• Work request:
Look through the entries below and return all lines including the word "Proposal".

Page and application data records
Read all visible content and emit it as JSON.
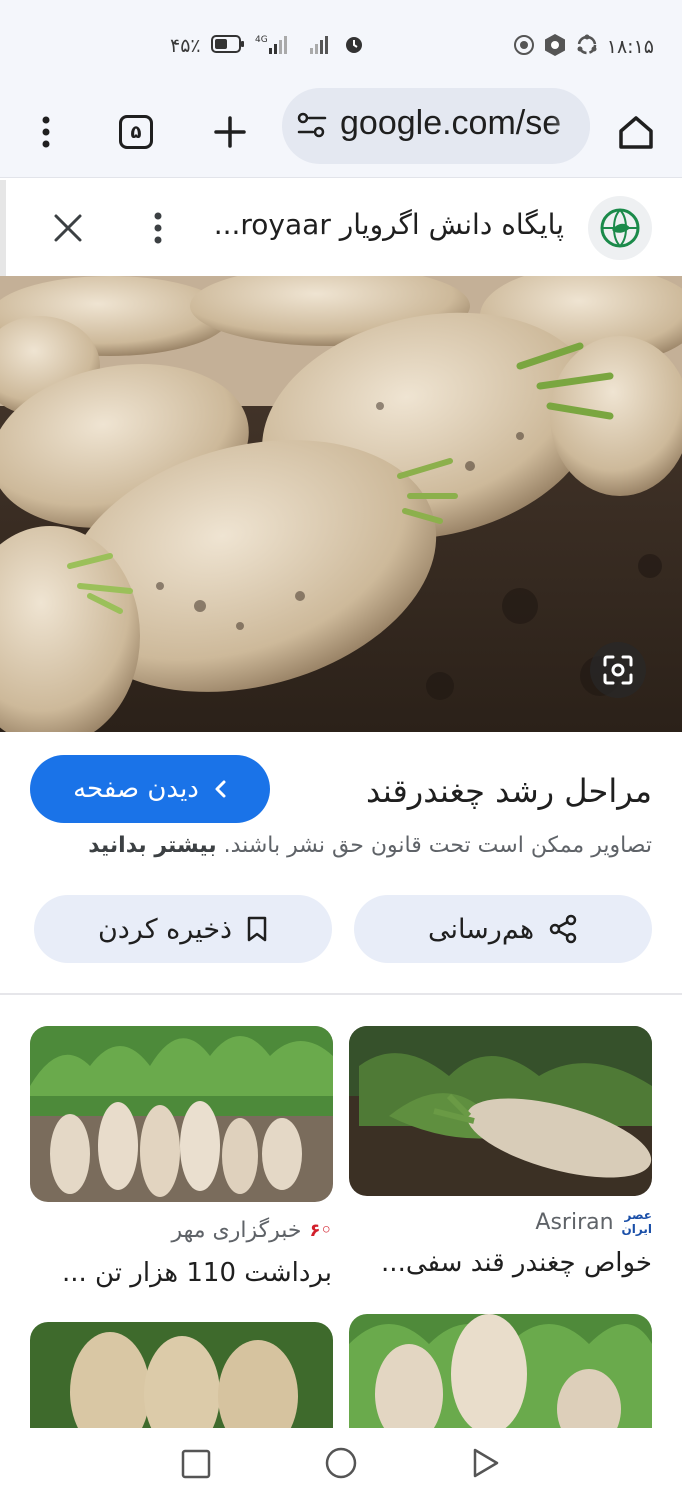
{
  "status_bar": {
    "time": "۱۸:۱۵",
    "battery": "۴۵٪",
    "network": "4G"
  },
  "toolbar": {
    "tab_count": "۵",
    "url": "google.com/se"
  },
  "panel": {
    "source_title": "پایگاه دانش اگرویار royaar...",
    "page_title": "مراحل رشد چغندرقند",
    "visit_label": "دیدن صفحه",
    "copyright_text": "تصاویر ممکن است تحت قانون حق نشر باشند.",
    "learn_more": "بیشتر بدانید",
    "share_label": "هم‌رسانی",
    "save_label": "ذخیره کردن"
  },
  "related": [
    {
      "source": "Asriran",
      "title": "خواص چغندر قند سفی..."
    },
    {
      "source": "خبرگزاری مهر",
      "title": "برداشت 110 هزار تن ..."
    }
  ],
  "colors": {
    "accent": "#1a73e8",
    "chip_bg": "#e8edf8",
    "toolbar_bg": "#f4f6fb"
  }
}
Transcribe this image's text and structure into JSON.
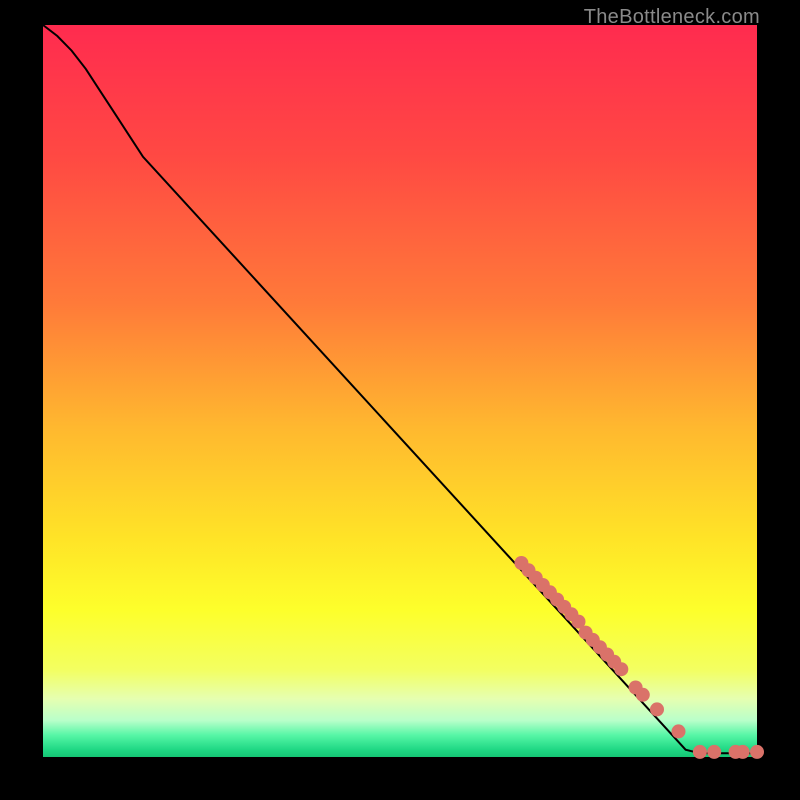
{
  "watermark": "TheBottleneck.com",
  "colors": {
    "black": "#000000",
    "curve": "#000000",
    "dot": "#da7269",
    "gradient_stops": [
      {
        "at": 0,
        "color": "#ff2b4f"
      },
      {
        "at": 18,
        "color": "#ff4943"
      },
      {
        "at": 38,
        "color": "#ff7a39"
      },
      {
        "at": 55,
        "color": "#ffb82f"
      },
      {
        "at": 70,
        "color": "#ffe327"
      },
      {
        "at": 80,
        "color": "#fdff2b"
      },
      {
        "at": 88,
        "color": "#f3ff60"
      },
      {
        "at": 92,
        "color": "#e6ffb0"
      },
      {
        "at": 95,
        "color": "#b9ffca"
      },
      {
        "at": 97,
        "color": "#57f6a6"
      },
      {
        "at": 99,
        "color": "#1fd884"
      },
      {
        "at": 100,
        "color": "#15c574"
      }
    ]
  },
  "chart_data": {
    "type": "line",
    "xlabel": "",
    "ylabel": "",
    "xlim": [
      0,
      100
    ],
    "ylim": [
      0,
      100
    ],
    "title": "",
    "series": [
      {
        "name": "curve",
        "type": "line",
        "x": [
          0,
          2,
          4,
          6,
          8,
          10,
          12,
          14,
          90,
          92,
          94,
          96,
          98,
          100
        ],
        "y": [
          100,
          98.5,
          96.5,
          94.0,
          91.0,
          88.0,
          85.0,
          82.0,
          1.0,
          0.5,
          0.5,
          0.5,
          0.5,
          0.5
        ]
      },
      {
        "name": "dots",
        "type": "scatter",
        "x": [
          67,
          68,
          69,
          70,
          71,
          72,
          73,
          74,
          75,
          76,
          77,
          78,
          79,
          80,
          81,
          83,
          84,
          86,
          89,
          92,
          94,
          97,
          98,
          100
        ],
        "y": [
          26.5,
          25.5,
          24.5,
          23.5,
          22.5,
          21.5,
          20.5,
          19.5,
          18.5,
          17,
          16,
          15,
          14,
          13,
          12,
          9.5,
          8.5,
          6.5,
          3.5,
          0.7,
          0.7,
          0.7,
          0.7,
          0.7
        ]
      }
    ]
  }
}
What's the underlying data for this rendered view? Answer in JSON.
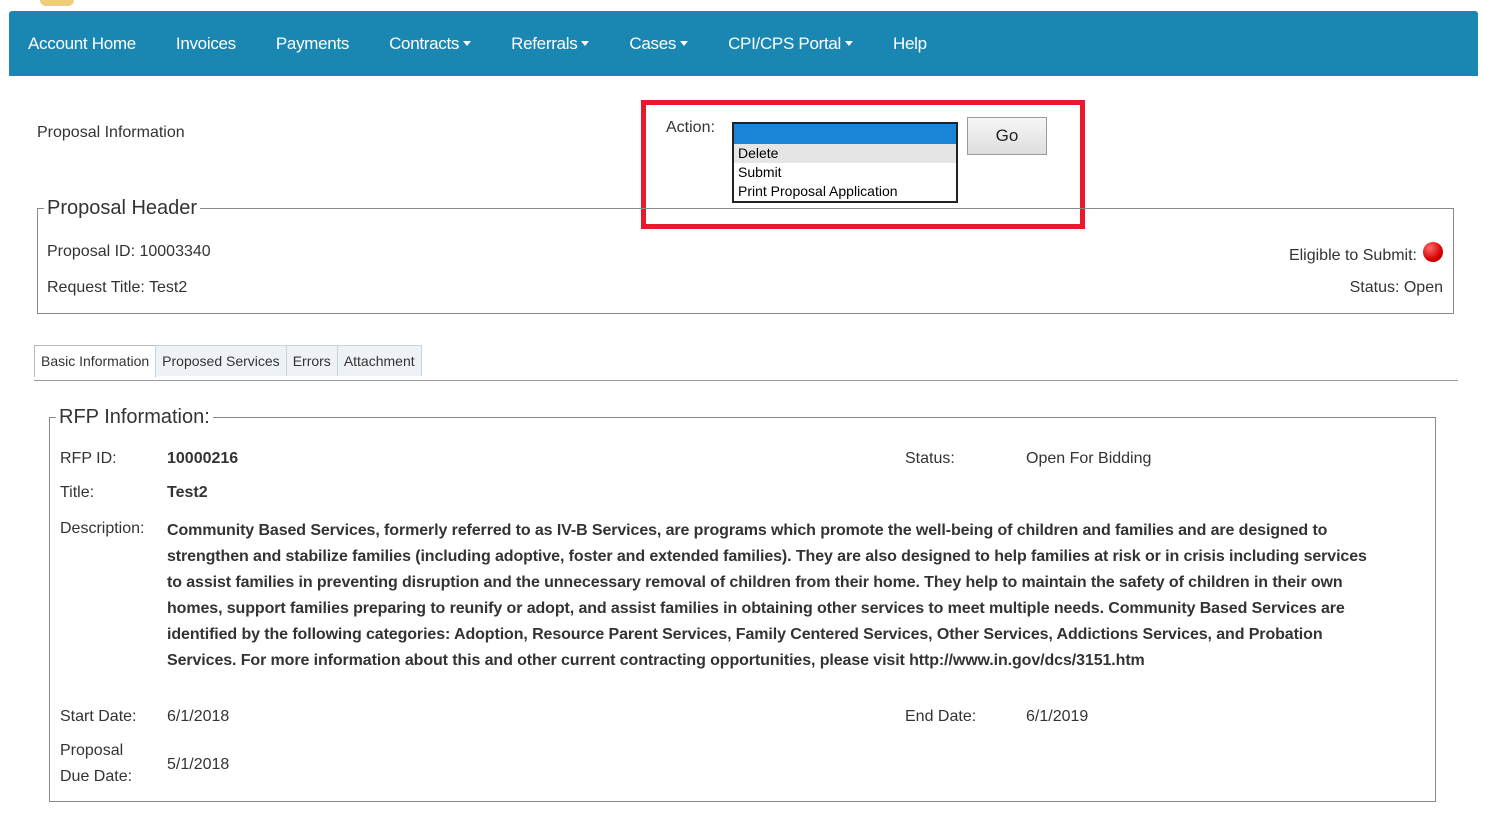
{
  "nav": {
    "items": [
      {
        "label": "Account Home",
        "dropdown": false
      },
      {
        "label": "Invoices",
        "dropdown": false
      },
      {
        "label": "Payments",
        "dropdown": false
      },
      {
        "label": "Contracts",
        "dropdown": true
      },
      {
        "label": "Referrals",
        "dropdown": true
      },
      {
        "label": "Cases",
        "dropdown": true
      },
      {
        "label": "CPI/CPS Portal",
        "dropdown": true
      },
      {
        "label": "Help",
        "dropdown": false
      }
    ]
  },
  "page": {
    "title": "Proposal Information"
  },
  "action": {
    "label": "Action:",
    "selected": "",
    "options": [
      "Delete",
      "Submit",
      "Print Proposal Application"
    ],
    "go_label": "Go"
  },
  "header": {
    "legend": "Proposal Header",
    "proposal_id": "Proposal ID: 10003340",
    "request_title": "Request Title: Test2",
    "eligible_label": "Eligible to Submit:",
    "status": "Status: Open"
  },
  "tabs": [
    "Basic Information",
    "Proposed Services",
    "Errors",
    "Attachment"
  ],
  "rfp": {
    "legend": "RFP Information:",
    "id_label": "RFP ID:",
    "id_value": "10000216",
    "status_label": "Status:",
    "status_value": "Open For Bidding",
    "title_label": "Title:",
    "title_value": "Test2",
    "description_label": "Description:",
    "description_value": "Community Based Services, formerly referred to as IV-B Services, are programs which promote the well-being of children and families and are designed to strengthen and stabilize families (including adoptive, foster and extended families). They are also designed to help families at risk or in crisis including services to assist families in preventing disruption and the unnecessary removal of children from their home. They help to maintain the safety of children in their own homes, support families preparing to reunify or adopt, and assist families in obtaining other services to meet multiple needs. Community Based Services are identified by the following categories: Adoption, Resource Parent Services, Family Centered Services, Other Services, Addictions Services, and Probation Services. For more information about this and other current contracting opportunities, please visit http://www.in.gov/dcs/3151.htm",
    "start_label": "Start Date:",
    "start_value": "6/1/2018",
    "end_label": "End Date:",
    "end_value": "6/1/2019",
    "due_label_1": "Proposal",
    "due_label_2": "Due Date:",
    "due_value": "5/1/2018"
  },
  "colors": {
    "nav_bg": "#1a86b2",
    "highlight_box": "#e8192c",
    "select_highlight": "#1a84d6",
    "status_dot": "#d60000"
  }
}
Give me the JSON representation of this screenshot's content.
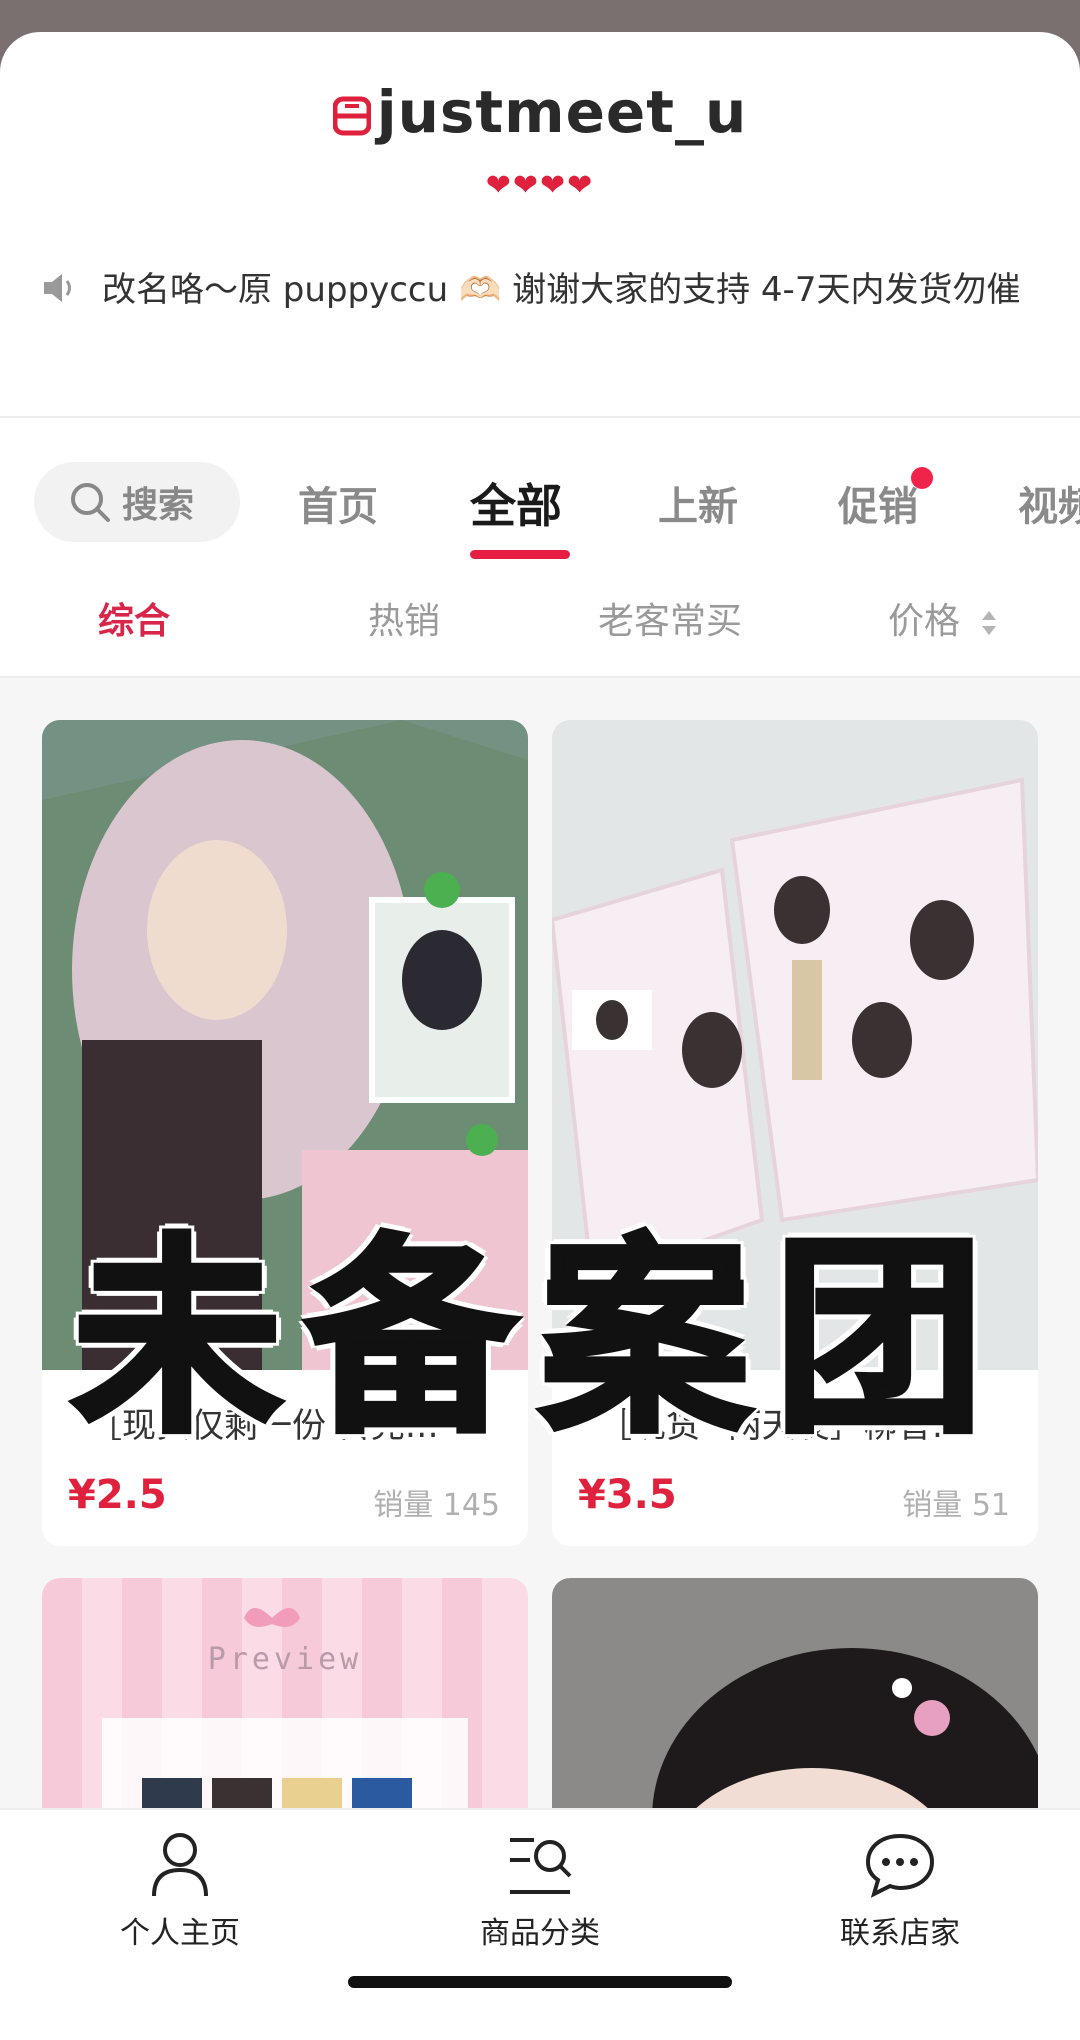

• Exercise output:
    "title": "Proposal Information"
      "Print Proposal Application"
    "legend": "Proposal Header",
    "proposal_id": "Proposal ID: 10003340",
    "due_label_1": "Proposal",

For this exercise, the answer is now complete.